### [What the task asks]
After reading the data, copy it out in full and exactly.

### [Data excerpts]
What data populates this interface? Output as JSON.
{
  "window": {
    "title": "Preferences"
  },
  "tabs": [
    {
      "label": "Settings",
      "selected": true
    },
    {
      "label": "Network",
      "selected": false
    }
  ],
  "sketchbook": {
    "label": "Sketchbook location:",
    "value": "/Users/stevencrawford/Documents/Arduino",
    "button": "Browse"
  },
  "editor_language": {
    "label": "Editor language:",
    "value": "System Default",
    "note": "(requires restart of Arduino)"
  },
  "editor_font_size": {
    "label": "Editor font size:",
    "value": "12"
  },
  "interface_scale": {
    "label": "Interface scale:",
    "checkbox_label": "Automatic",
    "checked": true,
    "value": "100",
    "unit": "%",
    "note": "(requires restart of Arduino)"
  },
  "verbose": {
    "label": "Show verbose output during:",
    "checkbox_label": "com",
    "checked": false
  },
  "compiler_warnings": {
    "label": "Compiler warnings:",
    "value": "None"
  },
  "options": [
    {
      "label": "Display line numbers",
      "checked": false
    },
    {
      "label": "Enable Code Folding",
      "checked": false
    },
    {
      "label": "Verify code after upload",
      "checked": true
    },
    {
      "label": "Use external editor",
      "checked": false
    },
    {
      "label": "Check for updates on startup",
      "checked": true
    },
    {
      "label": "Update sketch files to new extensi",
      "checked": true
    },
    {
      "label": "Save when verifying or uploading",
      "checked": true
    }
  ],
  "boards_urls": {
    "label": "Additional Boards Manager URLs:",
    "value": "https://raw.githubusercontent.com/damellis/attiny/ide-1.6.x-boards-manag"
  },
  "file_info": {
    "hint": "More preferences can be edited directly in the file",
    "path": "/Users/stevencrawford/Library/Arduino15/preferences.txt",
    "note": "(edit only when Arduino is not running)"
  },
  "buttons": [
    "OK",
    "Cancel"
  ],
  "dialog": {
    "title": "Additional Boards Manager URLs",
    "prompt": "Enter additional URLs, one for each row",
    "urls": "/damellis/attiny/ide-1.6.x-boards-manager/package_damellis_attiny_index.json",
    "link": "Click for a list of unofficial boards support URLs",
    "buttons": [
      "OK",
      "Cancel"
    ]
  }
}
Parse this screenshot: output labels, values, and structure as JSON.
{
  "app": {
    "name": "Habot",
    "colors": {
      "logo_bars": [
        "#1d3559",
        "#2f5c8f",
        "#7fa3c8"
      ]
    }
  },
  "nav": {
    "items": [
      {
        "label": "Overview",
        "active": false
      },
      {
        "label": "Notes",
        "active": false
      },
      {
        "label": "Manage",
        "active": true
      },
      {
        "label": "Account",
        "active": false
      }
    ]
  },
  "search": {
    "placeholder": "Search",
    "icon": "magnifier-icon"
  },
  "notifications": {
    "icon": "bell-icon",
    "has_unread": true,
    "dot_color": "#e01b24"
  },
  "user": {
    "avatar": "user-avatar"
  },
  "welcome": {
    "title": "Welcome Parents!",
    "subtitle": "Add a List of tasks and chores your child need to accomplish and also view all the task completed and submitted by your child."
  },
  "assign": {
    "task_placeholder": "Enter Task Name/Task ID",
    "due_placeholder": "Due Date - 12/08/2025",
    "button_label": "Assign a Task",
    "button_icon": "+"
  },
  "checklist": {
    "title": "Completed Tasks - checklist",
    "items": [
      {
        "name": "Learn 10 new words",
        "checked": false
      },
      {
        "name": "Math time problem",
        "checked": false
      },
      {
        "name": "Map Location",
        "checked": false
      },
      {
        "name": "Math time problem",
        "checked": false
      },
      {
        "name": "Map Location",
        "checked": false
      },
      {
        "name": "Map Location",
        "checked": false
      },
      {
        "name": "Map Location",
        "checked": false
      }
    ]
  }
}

### [Expected answer]
What data populates this interface? Output as JSON.
{
  "window": {
    "title": "Preferences"
  },
  "tabs": [
    {
      "label": "Settings",
      "selected": true
    },
    {
      "label": "Network",
      "selected": false
    }
  ],
  "sketchbook": {
    "label": "Sketchbook location:",
    "value": "/Users/stevencrawford/Documents/Arduino",
    "button": "Browse"
  },
  "editor_language": {
    "label": "Editor language:",
    "value": "System Default",
    "note": "(requires restart of Arduino)"
  },
  "editor_font_size": {
    "label": "Editor font size:",
    "value": "12"
  },
  "interface_scale": {
    "label": "Interface scale:",
    "checkbox_label": "Automatic",
    "checked": true,
    "value": "100",
    "unit": "%",
    "note": "(requires restart of Arduino)"
  },
  "verbose": {
    "label": "Show verbose output during:",
    "checkbox_label": "com",
    "checked": false
  },
  "compiler_warnings": {
    "label": "Compiler warnings:",
    "value": "None"
  },
  "options": [
    {
      "label": "Display line numbers",
      "checked": false
    },
    {
      "label": "Enable Code Folding",
      "checked": false
    },
    {
      "label": "Verify code after upload",
      "checked": true
    },
    {
      "label": "Use external editor",
      "checked": false
    },
    {
      "label": "Check for updates on startup",
      "checked": true
    },
    {
      "label": "Update sketch files to new extensi",
      "checked": true
    },
    {
      "label": "Save when verifying or uploading",
      "checked": true
    }
  ],
  "boards_urls": {
    "label": "Additional Boards Manager URLs:",
    "value": "https://raw.githubusercontent.com/damellis/attiny/ide-1.6.x-boards-manag"
  },
  "file_info": {
    "hint": "More preferences can be edited directly in the file",
    "path": "/Users/stevencrawford/Library/Arduino15/preferences.txt",
    "note": "(edit only when Arduino is not running)"
  },
  "buttons": [
    "OK",
    "Cancel"
  ],
  "dialog": {
    "title": "Additional Boards Manager URLs",
    "prompt": "Enter additional URLs, one for each row",
    "urls": "/damellis/attiny/ide-1.6.x-boards-manager/package_damellis_attiny_index.json",
    "link": "Click for a list of unofficial boards support URLs",
    "buttons": [
      "OK",
      "Cancel"
    ]
  }
}
Parse this screenshot: output labels, values, and structure as JSON.
{
  "app": {
    "name": "Habot",
    "colors": {
      "logo_bars": [
        "#1d3559",
        "#2f5c8f",
        "#7fa3c8"
      ]
    }
  },
  "nav": {
    "items": [
      {
        "label": "Overview",
        "active": false
      },
      {
        "label": "Notes",
        "active": false
      },
      {
        "label": "Manage",
        "active": true
      },
      {
        "label": "Account",
        "active": false
      }
    ]
  },
  "search": {
    "placeholder": "Search",
    "icon": "magnifier-icon"
  },
  "notifications": {
    "icon": "bell-icon",
    "has_unread": true,
    "dot_color": "#e01b24"
  },
  "user": {
    "avatar": "user-avatar"
  },
  "welcome": {
    "title": "Welcome Parents!",
    "subtitle": "Add a List of tasks and chores your child need to accomplish and also view all the task completed and submitted by your child."
  },
  "assign": {
    "task_placeholder": "Enter Task Name/Task ID",
    "due_placeholder": "Due Date - 12/08/2025",
    "button_label": "Assign a Task",
    "button_icon": "+"
  },
  "checklist": {
    "title": "Completed Tasks - checklist",
    "items": [
      {
        "name": "Learn 10 new words",
        "checked": false
      },
      {
        "name": "Math time problem",
        "checked": false
      },
      {
        "name": "Map Location",
        "checked": false
      },
      {
        "name": "Math time problem",
        "checked": false
      },
      {
        "name": "Map Location",
        "checked": false
      },
      {
        "name": "Map Location",
        "checked": false
      },
      {
        "name": "Map Location",
        "checked": false
      }
    ]
  }
}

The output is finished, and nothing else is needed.